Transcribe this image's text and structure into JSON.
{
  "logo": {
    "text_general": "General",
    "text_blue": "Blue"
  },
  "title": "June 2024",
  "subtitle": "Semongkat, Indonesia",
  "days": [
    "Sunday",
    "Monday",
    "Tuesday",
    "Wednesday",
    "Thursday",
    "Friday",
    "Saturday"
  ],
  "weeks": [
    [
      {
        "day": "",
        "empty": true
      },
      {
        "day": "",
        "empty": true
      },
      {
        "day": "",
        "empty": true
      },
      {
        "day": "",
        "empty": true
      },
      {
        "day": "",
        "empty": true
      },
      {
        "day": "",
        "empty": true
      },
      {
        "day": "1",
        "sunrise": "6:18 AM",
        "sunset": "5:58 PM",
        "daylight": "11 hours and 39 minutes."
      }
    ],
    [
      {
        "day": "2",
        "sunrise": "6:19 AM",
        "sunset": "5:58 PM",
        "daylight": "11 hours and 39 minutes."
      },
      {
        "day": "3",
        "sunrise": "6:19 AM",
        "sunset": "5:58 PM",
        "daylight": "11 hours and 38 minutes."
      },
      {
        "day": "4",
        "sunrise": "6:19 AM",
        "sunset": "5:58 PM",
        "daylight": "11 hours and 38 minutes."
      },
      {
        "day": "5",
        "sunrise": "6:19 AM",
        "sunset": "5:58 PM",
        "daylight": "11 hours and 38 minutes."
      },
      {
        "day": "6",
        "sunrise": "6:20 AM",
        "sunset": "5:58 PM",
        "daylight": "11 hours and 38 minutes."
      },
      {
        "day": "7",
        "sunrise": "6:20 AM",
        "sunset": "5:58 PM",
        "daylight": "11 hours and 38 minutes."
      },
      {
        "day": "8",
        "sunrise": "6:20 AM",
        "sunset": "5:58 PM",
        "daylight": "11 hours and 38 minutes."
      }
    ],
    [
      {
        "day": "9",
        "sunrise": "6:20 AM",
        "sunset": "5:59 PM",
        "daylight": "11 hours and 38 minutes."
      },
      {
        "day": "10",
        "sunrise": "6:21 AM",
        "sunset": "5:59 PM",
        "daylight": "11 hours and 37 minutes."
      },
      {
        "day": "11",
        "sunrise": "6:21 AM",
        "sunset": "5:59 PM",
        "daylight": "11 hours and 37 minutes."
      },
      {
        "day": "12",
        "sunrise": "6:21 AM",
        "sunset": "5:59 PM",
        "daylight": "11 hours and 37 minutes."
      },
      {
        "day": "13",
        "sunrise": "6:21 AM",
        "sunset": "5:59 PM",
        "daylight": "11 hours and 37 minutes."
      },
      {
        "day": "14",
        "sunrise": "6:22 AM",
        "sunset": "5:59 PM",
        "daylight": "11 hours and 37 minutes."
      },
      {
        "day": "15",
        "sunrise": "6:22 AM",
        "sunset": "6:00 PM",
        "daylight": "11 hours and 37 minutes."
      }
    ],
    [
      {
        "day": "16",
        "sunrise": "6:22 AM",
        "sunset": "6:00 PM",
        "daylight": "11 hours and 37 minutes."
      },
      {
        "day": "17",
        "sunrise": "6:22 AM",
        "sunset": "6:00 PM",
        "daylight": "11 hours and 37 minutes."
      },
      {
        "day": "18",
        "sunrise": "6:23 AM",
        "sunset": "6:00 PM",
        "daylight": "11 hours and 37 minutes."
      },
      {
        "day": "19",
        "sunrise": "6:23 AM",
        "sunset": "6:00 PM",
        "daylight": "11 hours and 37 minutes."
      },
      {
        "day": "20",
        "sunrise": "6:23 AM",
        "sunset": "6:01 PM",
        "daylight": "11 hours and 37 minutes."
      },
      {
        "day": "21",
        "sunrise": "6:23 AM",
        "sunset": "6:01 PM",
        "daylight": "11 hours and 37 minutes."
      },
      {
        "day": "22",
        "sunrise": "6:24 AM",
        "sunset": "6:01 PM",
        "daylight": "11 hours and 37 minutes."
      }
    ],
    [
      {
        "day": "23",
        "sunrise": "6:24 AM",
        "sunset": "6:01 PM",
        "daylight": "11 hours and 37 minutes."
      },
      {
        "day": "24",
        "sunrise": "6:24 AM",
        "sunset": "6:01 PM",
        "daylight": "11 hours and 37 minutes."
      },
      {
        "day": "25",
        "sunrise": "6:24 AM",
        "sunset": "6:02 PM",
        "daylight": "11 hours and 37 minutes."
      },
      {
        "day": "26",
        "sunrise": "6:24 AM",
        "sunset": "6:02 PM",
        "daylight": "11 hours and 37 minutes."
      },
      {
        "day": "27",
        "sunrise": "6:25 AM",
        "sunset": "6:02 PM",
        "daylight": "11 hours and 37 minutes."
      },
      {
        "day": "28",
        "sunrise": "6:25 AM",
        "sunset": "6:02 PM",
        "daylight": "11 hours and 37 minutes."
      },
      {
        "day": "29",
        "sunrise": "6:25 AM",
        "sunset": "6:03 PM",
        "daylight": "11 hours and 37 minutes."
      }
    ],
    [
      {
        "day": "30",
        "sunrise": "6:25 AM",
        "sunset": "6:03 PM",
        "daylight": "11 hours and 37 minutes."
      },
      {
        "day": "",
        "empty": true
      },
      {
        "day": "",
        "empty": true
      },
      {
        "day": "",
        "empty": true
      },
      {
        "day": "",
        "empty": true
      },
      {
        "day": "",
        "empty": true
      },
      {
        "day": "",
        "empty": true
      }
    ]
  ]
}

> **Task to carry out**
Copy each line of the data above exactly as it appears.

> **Final answer**
Transcribe this image's text and structure into JSON.
{
  "logo": {
    "text_general": "General",
    "text_blue": "Blue"
  },
  "title": "June 2024",
  "subtitle": "Semongkat, Indonesia",
  "days": [
    "Sunday",
    "Monday",
    "Tuesday",
    "Wednesday",
    "Thursday",
    "Friday",
    "Saturday"
  ],
  "weeks": [
    [
      {
        "day": "",
        "empty": true
      },
      {
        "day": "",
        "empty": true
      },
      {
        "day": "",
        "empty": true
      },
      {
        "day": "",
        "empty": true
      },
      {
        "day": "",
        "empty": true
      },
      {
        "day": "",
        "empty": true
      },
      {
        "day": "1",
        "sunrise": "6:18 AM",
        "sunset": "5:58 PM",
        "daylight": "11 hours and 39 minutes."
      }
    ],
    [
      {
        "day": "2",
        "sunrise": "6:19 AM",
        "sunset": "5:58 PM",
        "daylight": "11 hours and 39 minutes."
      },
      {
        "day": "3",
        "sunrise": "6:19 AM",
        "sunset": "5:58 PM",
        "daylight": "11 hours and 38 minutes."
      },
      {
        "day": "4",
        "sunrise": "6:19 AM",
        "sunset": "5:58 PM",
        "daylight": "11 hours and 38 minutes."
      },
      {
        "day": "5",
        "sunrise": "6:19 AM",
        "sunset": "5:58 PM",
        "daylight": "11 hours and 38 minutes."
      },
      {
        "day": "6",
        "sunrise": "6:20 AM",
        "sunset": "5:58 PM",
        "daylight": "11 hours and 38 minutes."
      },
      {
        "day": "7",
        "sunrise": "6:20 AM",
        "sunset": "5:58 PM",
        "daylight": "11 hours and 38 minutes."
      },
      {
        "day": "8",
        "sunrise": "6:20 AM",
        "sunset": "5:58 PM",
        "daylight": "11 hours and 38 minutes."
      }
    ],
    [
      {
        "day": "9",
        "sunrise": "6:20 AM",
        "sunset": "5:59 PM",
        "daylight": "11 hours and 38 minutes."
      },
      {
        "day": "10",
        "sunrise": "6:21 AM",
        "sunset": "5:59 PM",
        "daylight": "11 hours and 37 minutes."
      },
      {
        "day": "11",
        "sunrise": "6:21 AM",
        "sunset": "5:59 PM",
        "daylight": "11 hours and 37 minutes."
      },
      {
        "day": "12",
        "sunrise": "6:21 AM",
        "sunset": "5:59 PM",
        "daylight": "11 hours and 37 minutes."
      },
      {
        "day": "13",
        "sunrise": "6:21 AM",
        "sunset": "5:59 PM",
        "daylight": "11 hours and 37 minutes."
      },
      {
        "day": "14",
        "sunrise": "6:22 AM",
        "sunset": "5:59 PM",
        "daylight": "11 hours and 37 minutes."
      },
      {
        "day": "15",
        "sunrise": "6:22 AM",
        "sunset": "6:00 PM",
        "daylight": "11 hours and 37 minutes."
      }
    ],
    [
      {
        "day": "16",
        "sunrise": "6:22 AM",
        "sunset": "6:00 PM",
        "daylight": "11 hours and 37 minutes."
      },
      {
        "day": "17",
        "sunrise": "6:22 AM",
        "sunset": "6:00 PM",
        "daylight": "11 hours and 37 minutes."
      },
      {
        "day": "18",
        "sunrise": "6:23 AM",
        "sunset": "6:00 PM",
        "daylight": "11 hours and 37 minutes."
      },
      {
        "day": "19",
        "sunrise": "6:23 AM",
        "sunset": "6:00 PM",
        "daylight": "11 hours and 37 minutes."
      },
      {
        "day": "20",
        "sunrise": "6:23 AM",
        "sunset": "6:01 PM",
        "daylight": "11 hours and 37 minutes."
      },
      {
        "day": "21",
        "sunrise": "6:23 AM",
        "sunset": "6:01 PM",
        "daylight": "11 hours and 37 minutes."
      },
      {
        "day": "22",
        "sunrise": "6:24 AM",
        "sunset": "6:01 PM",
        "daylight": "11 hours and 37 minutes."
      }
    ],
    [
      {
        "day": "23",
        "sunrise": "6:24 AM",
        "sunset": "6:01 PM",
        "daylight": "11 hours and 37 minutes."
      },
      {
        "day": "24",
        "sunrise": "6:24 AM",
        "sunset": "6:01 PM",
        "daylight": "11 hours and 37 minutes."
      },
      {
        "day": "25",
        "sunrise": "6:24 AM",
        "sunset": "6:02 PM",
        "daylight": "11 hours and 37 minutes."
      },
      {
        "day": "26",
        "sunrise": "6:24 AM",
        "sunset": "6:02 PM",
        "daylight": "11 hours and 37 minutes."
      },
      {
        "day": "27",
        "sunrise": "6:25 AM",
        "sunset": "6:02 PM",
        "daylight": "11 hours and 37 minutes."
      },
      {
        "day": "28",
        "sunrise": "6:25 AM",
        "sunset": "6:02 PM",
        "daylight": "11 hours and 37 minutes."
      },
      {
        "day": "29",
        "sunrise": "6:25 AM",
        "sunset": "6:03 PM",
        "daylight": "11 hours and 37 minutes."
      }
    ],
    [
      {
        "day": "30",
        "sunrise": "6:25 AM",
        "sunset": "6:03 PM",
        "daylight": "11 hours and 37 minutes."
      },
      {
        "day": "",
        "empty": true
      },
      {
        "day": "",
        "empty": true
      },
      {
        "day": "",
        "empty": true
      },
      {
        "day": "",
        "empty": true
      },
      {
        "day": "",
        "empty": true
      },
      {
        "day": "",
        "empty": true
      }
    ]
  ]
}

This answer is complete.